Joerg Mitter emphasizes that there is a lot of “calculated risk” in extreme sports. The athletes have to trust the photographers because everyone is together in challenging and dangerous situations. In extreme sports photography, there are no second chances. Mitter considers everything, including the backgrounds, and must preconceptualize the picture. The athletes keep their stunts real, and Mitter would also never photoshop a picture.

Joerg Mitter (Austrian, born 1980). Levi Sherwood of New Zealand performs in front of the St. Basil’s Cathedral in Moscow’s Red Square, Russia, June 24, 2010. Color photograph. Joerg Mitter // Limex Images


Scenes From Above with Highliner @carlmarrs

To see more of Carl’s highline views, follow @carlmarrs on Instagram.

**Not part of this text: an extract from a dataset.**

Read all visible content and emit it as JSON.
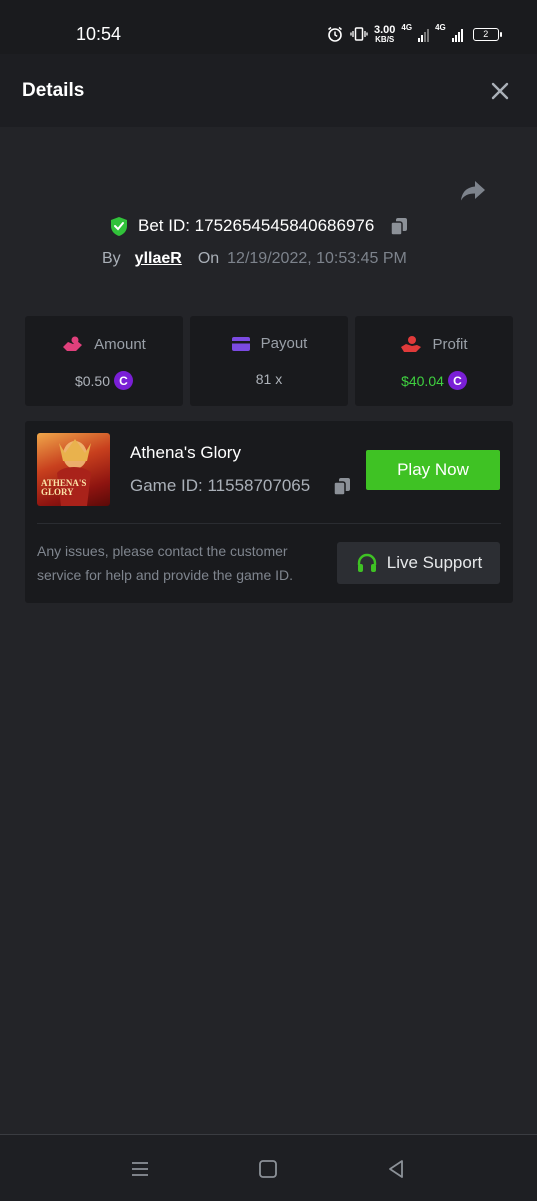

“It’s like, ‘Yeah I’m out here balancing on a one-inch-wide [2.5 cm] band of nylon fibers above a great drop, and I feel really good about it. Yeah, I like this. This is good.’” Welcome to the inner-dialogue of Carl Marrs (@carlmarrs), a 23-year-old climber and highliner from Seattle. Highlining is slacklinging – walking on webbing that is fixed to two anchors – but at elevation. “I think it’s cool that as human beings our mind has the power to transform a situation from something dangerous into something exhilarating,” Carl says. But before ever becoming attracted to the adrenaline of great heights, Carl was inspired by the photographs of climbers and highliners he admired.

Carl started climbing with high school friends in 2010 and later discovered a passion for slacklining during a trip with to Yosemite, the site where some believe slacklining was invented. “I’ve slacklined as much as possible since then and don’t see any signs of slowing down,” he says. Through slacklining, Carl has found more than just an athletic challenge with amazing views. He has found belonging in a vibrant community. “The times I’ve spent at highline festivals surrounded by the tribe are the best of my life,” Carl says.

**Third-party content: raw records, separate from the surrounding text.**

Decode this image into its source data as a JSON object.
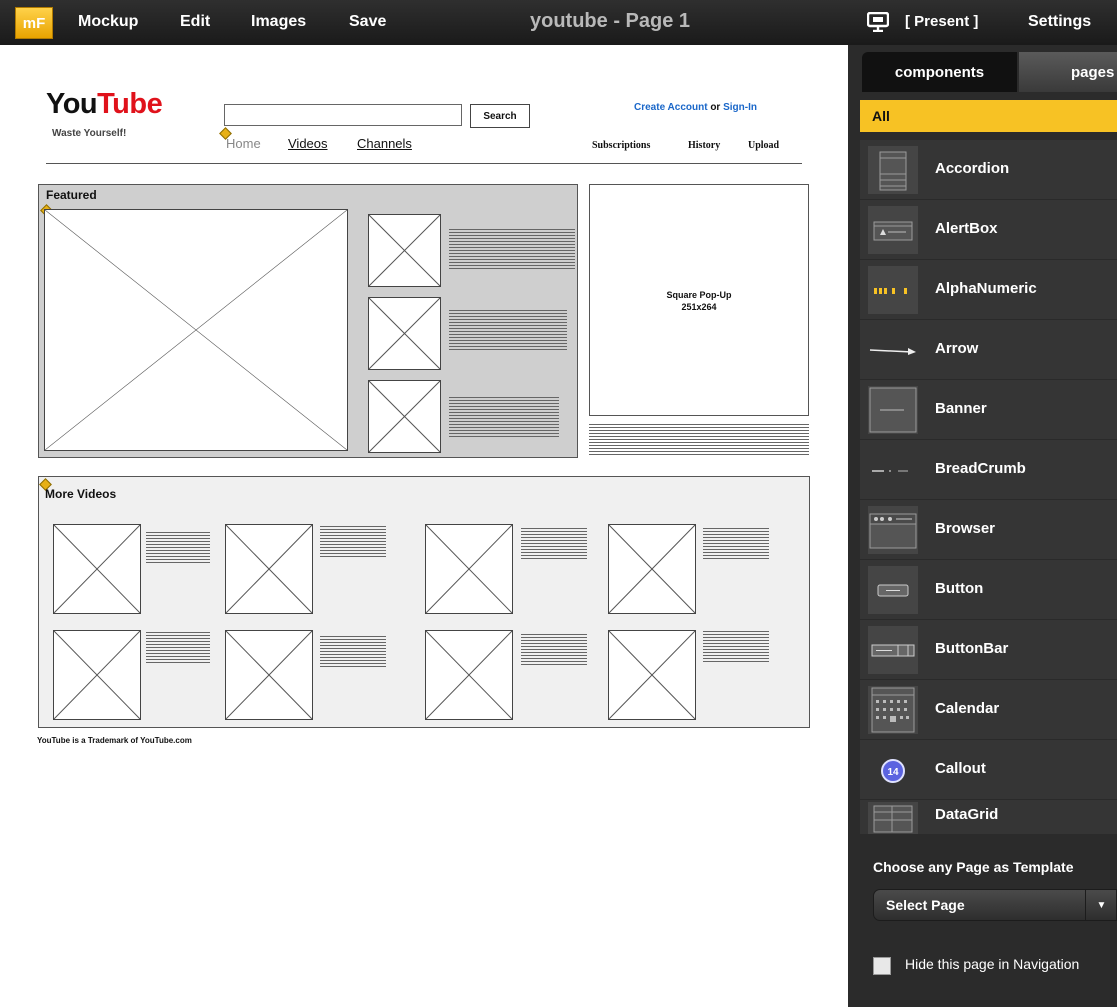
{
  "topbar": {
    "logo": "mF",
    "menu": [
      "Mockup",
      "Edit",
      "Images",
      "Save"
    ],
    "title": "youtube - Page 1",
    "present_label": "[ Present ]",
    "settings_label": "Settings"
  },
  "wireframe": {
    "logo_you": "You",
    "logo_tube": "Tube",
    "slogan": "Waste Yourself!",
    "search_button": "Search",
    "create_account": "Create Account",
    "or_text": " or ",
    "sign_in": "Sign-In",
    "nav": [
      "Home",
      "Videos",
      "Channels"
    ],
    "right_nav": [
      "Subscriptions",
      "History",
      "Upload"
    ],
    "featured_title": "Featured",
    "popup_line1": "Square Pop-Up",
    "popup_line2": "251x264",
    "more_videos_title": "More Videos",
    "footer": "YouTube is a Trademark of YouTube.com"
  },
  "sidebar": {
    "tabs": [
      "components",
      "pages"
    ],
    "filter": "All",
    "components": [
      "Accordion",
      "AlertBox",
      "AlphaNumeric",
      "Arrow",
      "Banner",
      "BreadCrumb",
      "Browser",
      "Button",
      "ButtonBar",
      "Calendar",
      "Callout",
      "DataGrid"
    ],
    "template_label": "Choose any Page as Template",
    "select_page": "Select Page",
    "hide_label": "Hide this page in Navigation"
  },
  "colors": {
    "accent": "#f7c224",
    "topbar": "#222222",
    "panel": "#2b2b2b",
    "youtube_red": "#e0121b",
    "link_blue": "#1a67c9"
  }
}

While Carl enjoys being out on the ropes with fellow athletes as well as sharing his photographs with a diverse community, he also values the meditative and solitary feeling he gets out in the wilderness. “The best moments come when I’m out in the middle of a highline, comfortably balancing, feeling a light breeze blow by and hearing nothing but the calls of swooping birds echoing through the canyons hundreds of feet below me.”


#todayimet with @nyjah and @leticiabufoni

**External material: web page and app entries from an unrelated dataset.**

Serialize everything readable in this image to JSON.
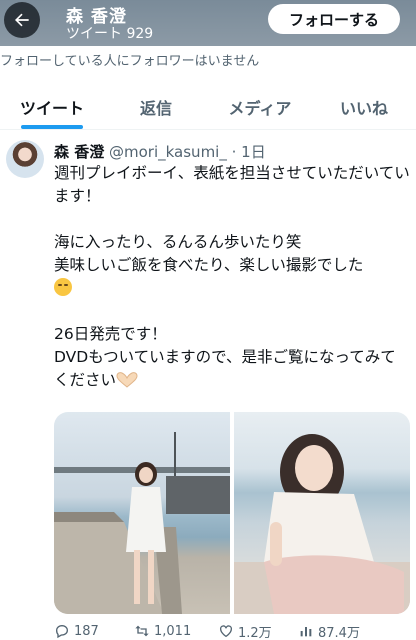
{
  "header": {
    "profile_name": "森 香澄",
    "tweet_count": "ツイート 929",
    "follow_label": "フォローする"
  },
  "notice": "フォローしている人にフォロワーはいません",
  "tabs": [
    {
      "label": "ツイート",
      "active": true
    },
    {
      "label": "返信",
      "active": false
    },
    {
      "label": "メディア",
      "active": false
    },
    {
      "label": "いいね",
      "active": false
    }
  ],
  "tweet": {
    "author_name": "森 香澄",
    "author_meta": " @mori_kasumi_ · 1日",
    "lines": [
      "週刊プレイボーイ、表紙を担当させていただいています！",
      "",
      "海に入ったり、るんるん歩いたり笑",
      "美味しいご飯を食べたり、楽しい撮影でした",
      "",
      "26日発売です！",
      "DVDもついていますので、是非ご覧になってみてください"
    ],
    "stats": {
      "replies": "187",
      "retweets": "1,011",
      "likes": "1.2万",
      "views": "87.4万"
    }
  },
  "colors": {
    "accent": "#1d9bf0",
    "text": "#0f1419",
    "muted": "#536471"
  }
}
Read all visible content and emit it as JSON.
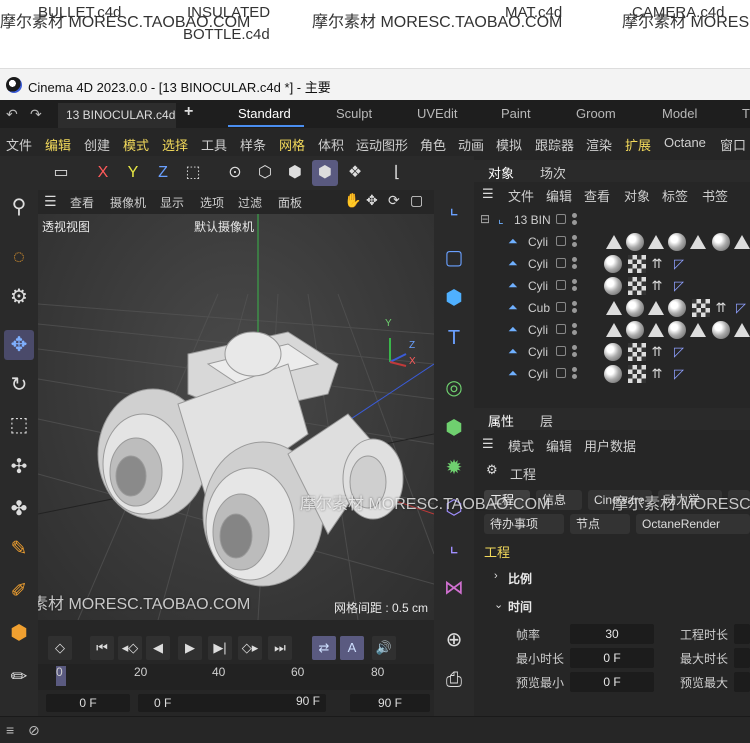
{
  "banner": {
    "items": [
      {
        "text": "BULLET.c4d"
      },
      {
        "text": "INSULATED"
      },
      {
        "text": "BOTTLE.c4d"
      },
      {
        "text": "MAT.c4d"
      },
      {
        "text": "CAMERA.c4d"
      }
    ],
    "watermark": "摩尔素材 MORESC.TAOBAO.COM"
  },
  "window": {
    "title": "Cinema 4D 2023.0.0 - [13 BINOCULAR.c4d *] - 主要"
  },
  "tabs": {
    "doc_tab": "13 BINOCULAR.c4d",
    "plus": "+",
    "layouts": [
      "Standard",
      "Sculpt",
      "UVEdit",
      "Paint",
      "Groom",
      "Model",
      "T"
    ]
  },
  "menu": {
    "items": [
      "文件",
      "编辑",
      "创建",
      "模式",
      "选择",
      "工具",
      "样条",
      "网格",
      "体积",
      "运动图形",
      "角色",
      "动画",
      "模拟",
      "跟踪器",
      "渲染",
      "扩展",
      "Octane",
      "窗口"
    ]
  },
  "axis": {
    "x": "X",
    "y": "Y",
    "z": "Z"
  },
  "viewport": {
    "menu": [
      "查看",
      "摄像机",
      "显示",
      "选项",
      "过滤",
      "面板"
    ],
    "view_label": "透视视图",
    "camera_label": "默认摄像机",
    "grid_spacing": "网格间距 : 0.5 cm"
  },
  "timeline": {
    "ticks": [
      "0",
      "20",
      "40",
      "60",
      "80"
    ],
    "frame_start": "0 F",
    "frame_current": "0 F",
    "frame_end_a": "90 F",
    "frame_end_b": "90 F"
  },
  "object_manager": {
    "tabs": [
      "对象",
      "场次"
    ],
    "menu": [
      "文件",
      "编辑",
      "查看",
      "对象",
      "标签",
      "书签"
    ],
    "root": "13 BIN",
    "rows": [
      {
        "name": "Cyli"
      },
      {
        "name": "Cyli"
      },
      {
        "name": "Cyli"
      },
      {
        "name": "Cub"
      },
      {
        "name": "Cyli"
      },
      {
        "name": "Cyli"
      },
      {
        "name": "Cyli"
      }
    ]
  },
  "attributes": {
    "tabs": [
      "属性",
      "层"
    ],
    "menu": [
      "模式",
      "编辑",
      "用户数据"
    ],
    "project_label": "工程",
    "pills_row1": [
      "工程",
      "信息",
      "Cineware",
      "动力学",
      ""
    ],
    "pills_row2": [
      "待办事项",
      "节点",
      "OctaneRender"
    ],
    "section": "工程",
    "sub_scale": "比例",
    "sub_time": "时间",
    "fields": {
      "fps_label": "帧率",
      "fps": "30",
      "project_length_label": "工程时长",
      "min_length_label": "最小时长",
      "min_length": "0 F",
      "max_length_label": "最大时长",
      "preview_min_label": "预览最小",
      "preview_min": "0 F",
      "preview_max_label": "预览最大"
    }
  }
}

To see more photos and videos from the lives of skateboarding stars Nyjah Huston and Leticia Bufoni, follow @nyjah and @leticiabufoni on Instagram.

American skateboard superstar Nyjah Huston (@nyjah) and Brazilian skateboard champion Leticia Bufoni (@leticiabufoni) both love big air, skating rails and pushing their limits. “I would say our styles are pretty similar as far as work ethic and trying to push ourselves to do the hardest and biggest stuff we can,” says Nyjah. Leticia agrees on their similar styles but adds a caveat: “He skates big stuff, like really big stuff. I like big stuff but not as big as the stuff he skates.”

This weekend Nyjah and Leticia are each competing in the Skateboard Street events at the summer X Games (@xgames) in Austin, Texas. But it’s more than the awards and recognition that motivates them to progress as athletes. “What gets me up in the morning to keep skating, honestly is the progression of skateboarding,” says Nyjah. “There’s always new stuff to learn, and there’s always ways to get better at it. There’s so many ways to keep it fun,” he adds. Leticia feels the same way. “The skateboarding is the same, it’s the other things that are different,” she says. “Going out there and learning tricks, it’s the same. When I am at the skate park or at competitions it looks like I’m 10 years old again skating and having fun.”